Dataset entries Block Start

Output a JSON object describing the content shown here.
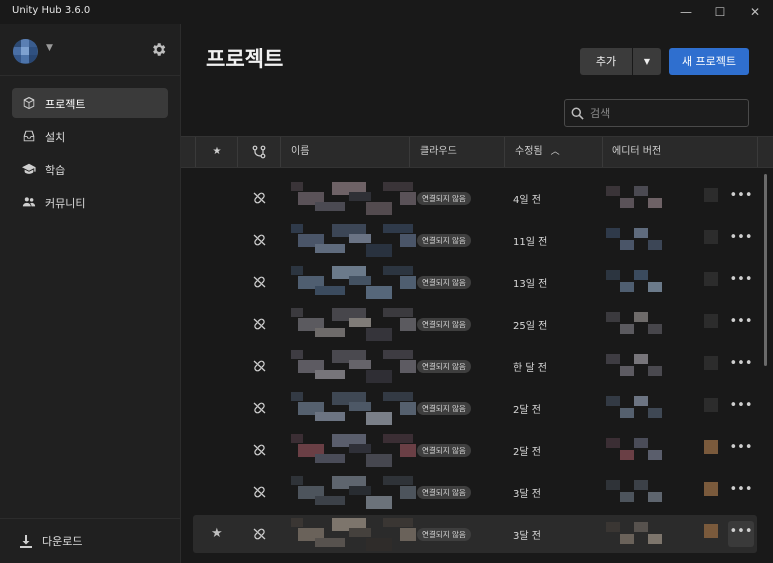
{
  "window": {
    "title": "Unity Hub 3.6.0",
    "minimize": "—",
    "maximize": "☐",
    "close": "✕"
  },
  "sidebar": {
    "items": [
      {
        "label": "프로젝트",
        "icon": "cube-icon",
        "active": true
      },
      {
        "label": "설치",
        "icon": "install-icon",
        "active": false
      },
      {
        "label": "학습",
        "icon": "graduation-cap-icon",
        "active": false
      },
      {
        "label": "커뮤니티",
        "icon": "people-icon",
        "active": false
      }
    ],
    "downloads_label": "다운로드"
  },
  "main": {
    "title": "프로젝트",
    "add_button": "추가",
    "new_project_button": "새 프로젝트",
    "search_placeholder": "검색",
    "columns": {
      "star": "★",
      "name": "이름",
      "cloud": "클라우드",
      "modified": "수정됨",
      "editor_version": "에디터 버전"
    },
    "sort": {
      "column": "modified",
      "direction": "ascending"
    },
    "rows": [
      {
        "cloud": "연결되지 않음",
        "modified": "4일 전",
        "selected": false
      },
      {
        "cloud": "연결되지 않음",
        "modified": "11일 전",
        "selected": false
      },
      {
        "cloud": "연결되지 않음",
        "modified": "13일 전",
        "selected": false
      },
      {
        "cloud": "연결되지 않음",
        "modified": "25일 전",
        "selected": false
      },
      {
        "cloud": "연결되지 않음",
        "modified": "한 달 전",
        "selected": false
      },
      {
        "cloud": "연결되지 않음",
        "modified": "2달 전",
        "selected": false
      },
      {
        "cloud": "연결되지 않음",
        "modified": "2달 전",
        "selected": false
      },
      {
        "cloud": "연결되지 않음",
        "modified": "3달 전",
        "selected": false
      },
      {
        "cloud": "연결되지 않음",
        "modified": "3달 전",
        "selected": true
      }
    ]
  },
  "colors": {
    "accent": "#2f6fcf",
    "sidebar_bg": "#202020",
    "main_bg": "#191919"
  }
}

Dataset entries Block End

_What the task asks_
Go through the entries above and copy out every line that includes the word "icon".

_Solution to this task_
        "icon": "cube-icon",
        "icon": "install-icon",
        "icon": "graduation-cap-icon",
        "icon": "people-icon",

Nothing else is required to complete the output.